------ INPUT DATA ------

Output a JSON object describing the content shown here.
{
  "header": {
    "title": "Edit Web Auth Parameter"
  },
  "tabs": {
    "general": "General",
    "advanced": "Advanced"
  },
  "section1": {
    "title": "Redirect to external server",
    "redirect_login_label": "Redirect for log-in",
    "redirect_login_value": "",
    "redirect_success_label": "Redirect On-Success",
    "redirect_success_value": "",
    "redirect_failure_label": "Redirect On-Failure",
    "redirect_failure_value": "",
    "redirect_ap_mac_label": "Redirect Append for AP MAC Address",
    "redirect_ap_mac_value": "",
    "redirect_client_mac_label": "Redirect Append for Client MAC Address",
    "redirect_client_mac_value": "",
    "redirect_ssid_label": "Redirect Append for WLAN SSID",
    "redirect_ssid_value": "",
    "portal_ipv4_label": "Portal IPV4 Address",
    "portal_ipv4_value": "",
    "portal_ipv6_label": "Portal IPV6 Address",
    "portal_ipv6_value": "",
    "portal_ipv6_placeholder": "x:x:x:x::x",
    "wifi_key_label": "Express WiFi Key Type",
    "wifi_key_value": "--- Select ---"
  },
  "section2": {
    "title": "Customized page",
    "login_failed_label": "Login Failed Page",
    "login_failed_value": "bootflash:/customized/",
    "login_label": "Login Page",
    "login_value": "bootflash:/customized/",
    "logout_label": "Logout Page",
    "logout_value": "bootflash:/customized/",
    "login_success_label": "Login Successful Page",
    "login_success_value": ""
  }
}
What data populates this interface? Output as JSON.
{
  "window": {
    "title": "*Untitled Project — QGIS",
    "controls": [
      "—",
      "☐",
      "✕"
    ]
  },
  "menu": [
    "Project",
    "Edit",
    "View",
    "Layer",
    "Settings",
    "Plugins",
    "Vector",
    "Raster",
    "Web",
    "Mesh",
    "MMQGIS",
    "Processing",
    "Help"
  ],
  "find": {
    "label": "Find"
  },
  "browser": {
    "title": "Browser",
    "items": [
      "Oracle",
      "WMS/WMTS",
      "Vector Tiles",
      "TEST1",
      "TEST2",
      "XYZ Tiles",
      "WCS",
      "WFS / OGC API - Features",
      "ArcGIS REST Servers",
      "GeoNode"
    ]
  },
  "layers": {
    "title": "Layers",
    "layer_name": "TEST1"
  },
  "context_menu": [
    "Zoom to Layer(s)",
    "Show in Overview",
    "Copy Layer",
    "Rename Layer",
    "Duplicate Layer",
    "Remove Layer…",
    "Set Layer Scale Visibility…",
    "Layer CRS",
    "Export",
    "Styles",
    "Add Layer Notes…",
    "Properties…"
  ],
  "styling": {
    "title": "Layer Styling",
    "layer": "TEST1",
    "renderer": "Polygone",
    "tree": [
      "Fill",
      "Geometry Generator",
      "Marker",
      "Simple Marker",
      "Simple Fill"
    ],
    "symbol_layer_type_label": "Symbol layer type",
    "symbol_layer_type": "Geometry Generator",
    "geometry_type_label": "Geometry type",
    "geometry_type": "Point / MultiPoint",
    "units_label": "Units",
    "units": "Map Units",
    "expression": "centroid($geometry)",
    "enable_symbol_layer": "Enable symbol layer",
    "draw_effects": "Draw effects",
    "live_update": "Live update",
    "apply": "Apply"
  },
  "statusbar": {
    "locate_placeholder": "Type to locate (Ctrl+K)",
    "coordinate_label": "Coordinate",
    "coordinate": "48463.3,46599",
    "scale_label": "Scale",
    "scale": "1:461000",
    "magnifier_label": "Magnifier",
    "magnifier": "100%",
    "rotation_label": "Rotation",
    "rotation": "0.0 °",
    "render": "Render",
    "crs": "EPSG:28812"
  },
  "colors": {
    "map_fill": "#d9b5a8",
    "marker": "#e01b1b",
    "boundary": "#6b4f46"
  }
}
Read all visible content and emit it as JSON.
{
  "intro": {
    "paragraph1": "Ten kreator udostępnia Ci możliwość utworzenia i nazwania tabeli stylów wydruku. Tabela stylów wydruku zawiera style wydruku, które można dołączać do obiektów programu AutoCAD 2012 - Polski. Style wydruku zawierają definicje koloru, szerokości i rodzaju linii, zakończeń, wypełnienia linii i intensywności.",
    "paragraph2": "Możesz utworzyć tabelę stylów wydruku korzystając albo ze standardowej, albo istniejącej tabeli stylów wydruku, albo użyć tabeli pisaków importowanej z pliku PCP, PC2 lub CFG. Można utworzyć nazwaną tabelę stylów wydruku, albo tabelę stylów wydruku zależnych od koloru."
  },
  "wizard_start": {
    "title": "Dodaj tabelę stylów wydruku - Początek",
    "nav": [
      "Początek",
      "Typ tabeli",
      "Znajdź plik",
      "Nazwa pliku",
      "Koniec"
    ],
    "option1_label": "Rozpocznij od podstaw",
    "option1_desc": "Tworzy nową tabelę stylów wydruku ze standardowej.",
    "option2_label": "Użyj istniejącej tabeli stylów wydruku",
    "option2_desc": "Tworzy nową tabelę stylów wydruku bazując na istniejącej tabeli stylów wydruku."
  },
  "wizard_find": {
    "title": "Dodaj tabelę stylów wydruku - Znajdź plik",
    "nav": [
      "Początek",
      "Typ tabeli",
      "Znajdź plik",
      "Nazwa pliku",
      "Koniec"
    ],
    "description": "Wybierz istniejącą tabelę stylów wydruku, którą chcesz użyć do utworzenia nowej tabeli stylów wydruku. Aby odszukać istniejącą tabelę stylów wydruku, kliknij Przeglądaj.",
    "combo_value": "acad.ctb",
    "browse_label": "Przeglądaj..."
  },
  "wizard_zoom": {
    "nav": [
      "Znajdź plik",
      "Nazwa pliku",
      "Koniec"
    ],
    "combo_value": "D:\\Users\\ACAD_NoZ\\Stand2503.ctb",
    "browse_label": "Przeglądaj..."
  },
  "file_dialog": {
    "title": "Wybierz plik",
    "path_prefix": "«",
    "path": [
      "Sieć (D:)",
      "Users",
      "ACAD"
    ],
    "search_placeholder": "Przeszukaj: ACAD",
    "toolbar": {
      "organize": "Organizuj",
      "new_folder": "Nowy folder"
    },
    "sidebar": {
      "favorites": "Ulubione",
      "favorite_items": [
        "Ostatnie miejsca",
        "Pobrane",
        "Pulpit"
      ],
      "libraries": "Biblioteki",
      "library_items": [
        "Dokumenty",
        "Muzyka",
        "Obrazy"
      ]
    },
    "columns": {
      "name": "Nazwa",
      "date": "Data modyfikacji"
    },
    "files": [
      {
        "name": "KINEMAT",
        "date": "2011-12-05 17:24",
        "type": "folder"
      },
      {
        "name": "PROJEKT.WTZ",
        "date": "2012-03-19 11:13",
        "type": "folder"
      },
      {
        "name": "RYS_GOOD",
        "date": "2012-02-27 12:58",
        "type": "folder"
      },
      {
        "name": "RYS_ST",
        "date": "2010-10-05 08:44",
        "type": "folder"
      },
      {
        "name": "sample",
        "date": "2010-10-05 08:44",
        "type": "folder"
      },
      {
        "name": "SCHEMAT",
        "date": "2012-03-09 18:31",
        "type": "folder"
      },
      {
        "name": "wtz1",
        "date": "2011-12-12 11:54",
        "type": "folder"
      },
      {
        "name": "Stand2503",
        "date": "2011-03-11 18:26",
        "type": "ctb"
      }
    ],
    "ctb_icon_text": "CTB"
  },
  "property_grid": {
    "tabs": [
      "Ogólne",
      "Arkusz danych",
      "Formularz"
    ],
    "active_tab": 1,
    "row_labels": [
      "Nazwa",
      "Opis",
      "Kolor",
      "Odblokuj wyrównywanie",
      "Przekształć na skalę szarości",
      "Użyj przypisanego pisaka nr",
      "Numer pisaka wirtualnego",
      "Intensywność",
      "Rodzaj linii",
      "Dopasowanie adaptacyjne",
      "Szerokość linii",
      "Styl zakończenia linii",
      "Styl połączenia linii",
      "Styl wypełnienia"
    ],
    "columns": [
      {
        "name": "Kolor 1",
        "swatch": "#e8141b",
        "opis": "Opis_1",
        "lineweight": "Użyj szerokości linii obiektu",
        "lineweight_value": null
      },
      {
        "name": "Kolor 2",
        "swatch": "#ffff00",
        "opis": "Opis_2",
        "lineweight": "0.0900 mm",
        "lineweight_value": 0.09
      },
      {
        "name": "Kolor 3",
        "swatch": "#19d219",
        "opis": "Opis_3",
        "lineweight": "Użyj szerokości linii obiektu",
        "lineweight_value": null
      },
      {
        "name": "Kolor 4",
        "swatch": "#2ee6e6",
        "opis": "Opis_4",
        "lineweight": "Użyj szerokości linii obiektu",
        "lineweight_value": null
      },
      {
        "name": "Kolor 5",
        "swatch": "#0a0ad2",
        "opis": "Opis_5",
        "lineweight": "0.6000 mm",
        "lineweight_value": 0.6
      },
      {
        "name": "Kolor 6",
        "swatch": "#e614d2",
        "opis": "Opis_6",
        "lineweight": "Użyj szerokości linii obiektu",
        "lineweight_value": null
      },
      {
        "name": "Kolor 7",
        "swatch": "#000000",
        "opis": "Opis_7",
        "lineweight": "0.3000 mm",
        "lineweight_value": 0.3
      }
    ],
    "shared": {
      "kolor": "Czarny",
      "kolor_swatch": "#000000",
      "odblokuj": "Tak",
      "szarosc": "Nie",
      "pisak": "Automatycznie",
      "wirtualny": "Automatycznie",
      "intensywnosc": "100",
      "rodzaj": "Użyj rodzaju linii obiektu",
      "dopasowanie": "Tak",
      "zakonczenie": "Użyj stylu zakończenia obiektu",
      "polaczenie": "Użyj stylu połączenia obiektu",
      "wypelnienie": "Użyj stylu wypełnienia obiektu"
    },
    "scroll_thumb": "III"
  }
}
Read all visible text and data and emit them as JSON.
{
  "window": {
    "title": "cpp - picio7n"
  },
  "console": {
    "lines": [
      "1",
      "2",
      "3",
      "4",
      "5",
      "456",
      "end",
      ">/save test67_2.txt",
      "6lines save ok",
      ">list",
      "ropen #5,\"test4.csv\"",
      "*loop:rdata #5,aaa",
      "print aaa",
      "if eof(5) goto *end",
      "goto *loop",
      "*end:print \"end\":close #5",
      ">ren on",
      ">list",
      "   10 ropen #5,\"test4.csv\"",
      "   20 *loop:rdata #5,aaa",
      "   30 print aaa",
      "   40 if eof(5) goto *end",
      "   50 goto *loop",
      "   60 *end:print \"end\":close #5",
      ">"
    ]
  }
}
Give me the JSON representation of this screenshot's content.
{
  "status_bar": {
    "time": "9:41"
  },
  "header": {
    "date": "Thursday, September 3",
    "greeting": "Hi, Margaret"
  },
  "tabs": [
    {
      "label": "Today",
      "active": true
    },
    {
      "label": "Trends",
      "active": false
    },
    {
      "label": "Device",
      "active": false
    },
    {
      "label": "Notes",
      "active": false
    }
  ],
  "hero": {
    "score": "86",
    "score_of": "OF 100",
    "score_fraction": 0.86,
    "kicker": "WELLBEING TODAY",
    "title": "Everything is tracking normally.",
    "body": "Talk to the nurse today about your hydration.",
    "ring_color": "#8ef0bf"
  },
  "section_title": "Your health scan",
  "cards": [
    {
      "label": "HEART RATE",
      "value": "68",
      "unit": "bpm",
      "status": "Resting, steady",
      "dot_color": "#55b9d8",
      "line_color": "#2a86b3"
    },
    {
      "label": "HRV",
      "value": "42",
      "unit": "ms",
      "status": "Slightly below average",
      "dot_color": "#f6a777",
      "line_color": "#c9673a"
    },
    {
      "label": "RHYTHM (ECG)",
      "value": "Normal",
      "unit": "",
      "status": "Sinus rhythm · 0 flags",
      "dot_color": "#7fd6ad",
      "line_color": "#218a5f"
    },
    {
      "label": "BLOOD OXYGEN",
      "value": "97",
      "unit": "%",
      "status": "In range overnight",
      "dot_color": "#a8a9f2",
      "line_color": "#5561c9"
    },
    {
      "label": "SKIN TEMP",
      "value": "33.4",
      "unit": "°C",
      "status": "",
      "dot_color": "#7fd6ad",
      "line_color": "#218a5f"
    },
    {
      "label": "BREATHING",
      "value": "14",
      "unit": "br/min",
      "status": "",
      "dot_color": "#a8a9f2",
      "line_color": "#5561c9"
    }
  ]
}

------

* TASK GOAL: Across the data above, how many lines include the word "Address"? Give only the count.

* PROBLEM SOLUTION: 4